    The Human Organ Transplantation Act came into officially force in Bangladesh on April 13, 1999, allowing organ donations from both living and brain-dead donors. The Act was amended by the Parliament on January 8, 2018, with the changes coming into effect shortly afterwards on January 28. The Act was revised to extend a living donor pool from close relatives to include certain other relatives such as grandparents, grandchildren, and first cousins. The Act was also revised to allow (...)
    No categories

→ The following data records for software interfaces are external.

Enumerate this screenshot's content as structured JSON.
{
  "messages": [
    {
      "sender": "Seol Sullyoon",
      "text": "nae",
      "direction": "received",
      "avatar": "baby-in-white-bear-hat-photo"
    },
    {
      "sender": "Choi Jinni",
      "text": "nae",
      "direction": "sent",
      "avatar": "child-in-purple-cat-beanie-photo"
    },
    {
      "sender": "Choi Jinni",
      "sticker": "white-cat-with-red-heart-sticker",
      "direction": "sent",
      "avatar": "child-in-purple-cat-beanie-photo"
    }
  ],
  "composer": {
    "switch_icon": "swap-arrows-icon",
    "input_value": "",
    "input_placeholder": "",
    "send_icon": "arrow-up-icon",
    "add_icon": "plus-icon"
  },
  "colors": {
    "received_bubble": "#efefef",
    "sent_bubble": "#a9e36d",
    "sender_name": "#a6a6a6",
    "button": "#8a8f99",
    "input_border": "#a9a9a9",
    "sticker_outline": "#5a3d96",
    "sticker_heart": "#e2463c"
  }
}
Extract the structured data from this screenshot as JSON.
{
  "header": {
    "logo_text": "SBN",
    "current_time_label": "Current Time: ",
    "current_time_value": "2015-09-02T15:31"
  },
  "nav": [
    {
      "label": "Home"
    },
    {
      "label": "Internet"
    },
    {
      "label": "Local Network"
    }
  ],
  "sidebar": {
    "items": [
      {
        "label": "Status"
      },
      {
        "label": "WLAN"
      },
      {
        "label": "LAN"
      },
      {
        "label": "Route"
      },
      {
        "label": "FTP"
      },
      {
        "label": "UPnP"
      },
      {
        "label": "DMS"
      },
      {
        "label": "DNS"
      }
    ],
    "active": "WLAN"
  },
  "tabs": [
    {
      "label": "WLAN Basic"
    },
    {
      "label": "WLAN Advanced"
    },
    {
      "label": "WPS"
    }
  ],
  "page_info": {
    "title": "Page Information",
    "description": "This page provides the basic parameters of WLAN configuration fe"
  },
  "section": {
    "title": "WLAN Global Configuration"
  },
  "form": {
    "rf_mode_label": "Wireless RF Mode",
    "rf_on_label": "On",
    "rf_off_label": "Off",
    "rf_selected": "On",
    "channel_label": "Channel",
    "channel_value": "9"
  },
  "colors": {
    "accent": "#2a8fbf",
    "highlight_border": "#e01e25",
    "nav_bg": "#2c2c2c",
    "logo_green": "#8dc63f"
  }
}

    Direct download (2 more)  
     
    Export citation  
     
    Bookmark   2 citations  
  47.  29
    Organ Transplant: Using the Free Market Solves the Problem.Walter E. Block - 2011 - Journal of Clinical Research and Bioethics 2 (3).
    Direct download (2 more)  
     
    Export citation  
     
    Bookmark  
  48.  13
    Organ Transplantation for Individuals with Neurodevelopmental Disorders.Kim J. Overby & Joseph J. Fins - 2016 - Cambridge Quarterly of Healthcare Ethics 25 (2):272-281.
    Direct download (3 more)  
     
    Export citation  
     
    Bookmark  
  49.  21
    Organ Transplants and Ethics.V. Parsons - 1991 - Journal of Medical Ethics 17 (4):220-220.
  50.  26
    Organ Transplantation, the Criminal Law, and the Health Tourist.Jean V. Mchale - 2013 - Cambridge Quarterly of Healthcare Ethics 22 (1):64-76.
1 — 50 / 1000